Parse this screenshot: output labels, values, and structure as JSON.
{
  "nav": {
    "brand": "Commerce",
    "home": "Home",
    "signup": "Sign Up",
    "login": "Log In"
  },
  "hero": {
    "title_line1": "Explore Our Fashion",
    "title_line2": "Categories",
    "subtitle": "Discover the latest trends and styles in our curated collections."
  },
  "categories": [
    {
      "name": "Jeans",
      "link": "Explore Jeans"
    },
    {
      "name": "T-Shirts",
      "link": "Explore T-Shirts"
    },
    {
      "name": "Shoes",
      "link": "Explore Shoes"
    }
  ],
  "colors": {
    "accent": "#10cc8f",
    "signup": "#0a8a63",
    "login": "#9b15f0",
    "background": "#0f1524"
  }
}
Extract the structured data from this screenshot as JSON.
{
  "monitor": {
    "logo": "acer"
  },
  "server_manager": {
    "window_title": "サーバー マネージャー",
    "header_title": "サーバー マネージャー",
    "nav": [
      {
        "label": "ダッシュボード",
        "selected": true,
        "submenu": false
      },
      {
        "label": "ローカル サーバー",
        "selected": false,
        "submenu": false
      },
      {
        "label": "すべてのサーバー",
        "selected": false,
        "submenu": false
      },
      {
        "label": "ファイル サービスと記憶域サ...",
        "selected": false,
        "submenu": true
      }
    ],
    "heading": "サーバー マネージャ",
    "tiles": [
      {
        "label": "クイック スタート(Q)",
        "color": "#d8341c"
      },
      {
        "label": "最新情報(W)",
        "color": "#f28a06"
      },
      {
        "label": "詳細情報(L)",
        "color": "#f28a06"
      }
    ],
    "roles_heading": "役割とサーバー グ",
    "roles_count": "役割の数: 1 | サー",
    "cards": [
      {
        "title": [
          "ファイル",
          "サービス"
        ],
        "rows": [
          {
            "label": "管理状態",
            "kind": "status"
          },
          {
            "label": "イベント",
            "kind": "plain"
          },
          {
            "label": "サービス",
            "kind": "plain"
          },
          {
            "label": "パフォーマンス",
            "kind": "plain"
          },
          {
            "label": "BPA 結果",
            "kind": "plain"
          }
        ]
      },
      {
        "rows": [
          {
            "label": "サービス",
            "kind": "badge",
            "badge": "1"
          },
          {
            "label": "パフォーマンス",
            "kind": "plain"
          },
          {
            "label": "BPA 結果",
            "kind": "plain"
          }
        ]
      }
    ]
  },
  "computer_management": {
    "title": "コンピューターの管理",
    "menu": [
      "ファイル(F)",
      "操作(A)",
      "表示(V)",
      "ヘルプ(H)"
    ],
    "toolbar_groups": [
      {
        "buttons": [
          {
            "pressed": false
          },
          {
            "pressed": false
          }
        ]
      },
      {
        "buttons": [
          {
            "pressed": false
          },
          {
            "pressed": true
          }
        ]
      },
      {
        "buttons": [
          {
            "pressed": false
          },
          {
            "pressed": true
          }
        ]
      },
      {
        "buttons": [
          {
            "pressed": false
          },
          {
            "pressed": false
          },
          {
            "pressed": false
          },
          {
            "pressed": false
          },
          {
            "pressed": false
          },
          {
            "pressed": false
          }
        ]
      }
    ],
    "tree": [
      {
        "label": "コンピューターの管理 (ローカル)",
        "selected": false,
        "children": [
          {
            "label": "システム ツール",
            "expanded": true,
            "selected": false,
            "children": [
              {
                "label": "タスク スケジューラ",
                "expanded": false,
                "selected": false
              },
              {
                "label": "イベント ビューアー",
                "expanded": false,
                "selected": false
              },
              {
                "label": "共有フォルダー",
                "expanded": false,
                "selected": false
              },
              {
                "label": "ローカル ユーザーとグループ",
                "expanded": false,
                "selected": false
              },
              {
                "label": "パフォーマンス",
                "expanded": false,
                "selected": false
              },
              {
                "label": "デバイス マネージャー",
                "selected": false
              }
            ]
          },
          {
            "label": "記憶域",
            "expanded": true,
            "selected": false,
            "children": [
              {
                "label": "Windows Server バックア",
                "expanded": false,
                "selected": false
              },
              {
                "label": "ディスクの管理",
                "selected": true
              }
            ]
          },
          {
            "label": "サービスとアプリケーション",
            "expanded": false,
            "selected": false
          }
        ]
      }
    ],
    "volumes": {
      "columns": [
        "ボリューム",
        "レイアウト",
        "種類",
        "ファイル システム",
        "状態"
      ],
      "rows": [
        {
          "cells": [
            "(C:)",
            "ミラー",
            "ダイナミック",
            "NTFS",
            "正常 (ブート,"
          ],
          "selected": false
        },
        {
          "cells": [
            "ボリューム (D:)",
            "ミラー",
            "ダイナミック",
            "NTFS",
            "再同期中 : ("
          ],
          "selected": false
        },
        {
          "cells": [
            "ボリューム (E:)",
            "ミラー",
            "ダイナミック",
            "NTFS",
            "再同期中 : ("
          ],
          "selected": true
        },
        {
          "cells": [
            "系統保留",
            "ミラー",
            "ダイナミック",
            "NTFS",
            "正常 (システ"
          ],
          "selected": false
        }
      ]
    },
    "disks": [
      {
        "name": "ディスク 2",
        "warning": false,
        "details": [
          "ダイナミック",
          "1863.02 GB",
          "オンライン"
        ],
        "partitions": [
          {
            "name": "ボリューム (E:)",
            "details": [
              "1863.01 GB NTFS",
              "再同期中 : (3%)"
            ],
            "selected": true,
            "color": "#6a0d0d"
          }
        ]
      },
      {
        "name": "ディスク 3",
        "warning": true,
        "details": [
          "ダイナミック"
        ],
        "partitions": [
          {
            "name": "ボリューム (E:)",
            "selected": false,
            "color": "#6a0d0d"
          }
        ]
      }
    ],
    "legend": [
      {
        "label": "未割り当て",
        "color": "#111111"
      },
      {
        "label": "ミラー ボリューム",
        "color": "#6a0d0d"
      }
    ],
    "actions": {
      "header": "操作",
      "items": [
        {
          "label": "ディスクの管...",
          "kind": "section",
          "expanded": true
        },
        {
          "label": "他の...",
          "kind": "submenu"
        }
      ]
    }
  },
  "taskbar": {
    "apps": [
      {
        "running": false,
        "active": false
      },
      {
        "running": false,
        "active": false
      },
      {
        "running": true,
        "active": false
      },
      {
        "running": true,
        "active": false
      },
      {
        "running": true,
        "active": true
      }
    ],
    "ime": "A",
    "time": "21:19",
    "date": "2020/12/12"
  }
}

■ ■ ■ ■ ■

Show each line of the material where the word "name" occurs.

• [Result below]
      "name": "Jeans",
      "name": "T-Shirts",
      "name": "Shoes",
        "name": "ディスク 2",
            "name": "ボリューム (E:)",
        "name": "ディスク 3",
            "name": "ボリューム (E:)",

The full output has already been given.